I also started thinking that if I did not start to wear a tallit how could I expect Lital to wear one when she became a Bat Mitzvah in September 2001?  That summer when I was on faculty at OSRUI where we lead t'filot every morning and help our campers lead in the evening, I started wearing a tallit.  No one said anything. At camp it was acceptable to wear a tallit or not.  No one said anything to me.  When I got back to Lakeside I started to wear a tallit for the High Holy days and slowly I added this new custom to whenever I pray.  I especially wear a tallit when I know there will be a Torah service. I don't always wear a tallit but I do have a small collection in my office.  At confirmation I always offer some of my tallitot to our girls and if you look at the pictures on the wall outside of my office you will see some of my tallitot. Enjoy and have a Shabbat Shalom.

Friday, February 19, 2016

Supercalifragilisticexpialidocious or happy to have students involved in the Arts.

Maddy Richter, Alex Leva and Brody LaForce in Highland Park High School's Mary Poppins
Wednesday morning I was fortunate enough to see a preview of Highland Park High School's Mary Poppins.  We have many students from Lakeside congregation and I try to attend my students' performances.  What a great production and a fun morning.  Our children in our public schools and our private schools have so many opportunities to be exposed to the arts, sports and almost any activity you can imagine.  I am glad that our students attend schools where this is valued.
Sari Lindner

I am always happy to have a spill over to Lakeside as well when it comes to music, drama or Hebrew.  Sari Lindner one of our Madrichot has been involved in  Marching band and other orchestra's at Deerfield High School.  Over the past few months she has learned guitar and played at our Tot Shabbat with our Children's Center families.  She is a welcome addition and we thank her as she begins her journey in Jewish music.

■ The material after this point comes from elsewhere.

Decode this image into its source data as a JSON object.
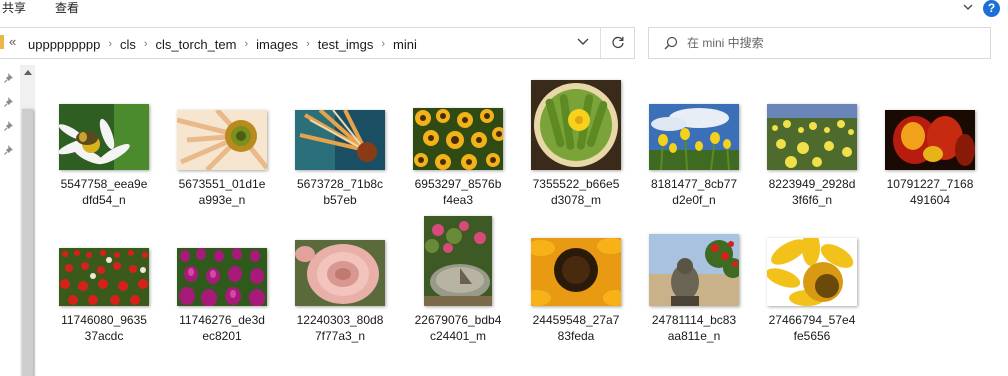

We have many fun activities coming up at Lakeside and I am sure you will want to see our own Thespians in our 6th Purim Spiel on Wednesday March 23.  (Spiel at 6:00 pm and carnival at 4:30pm)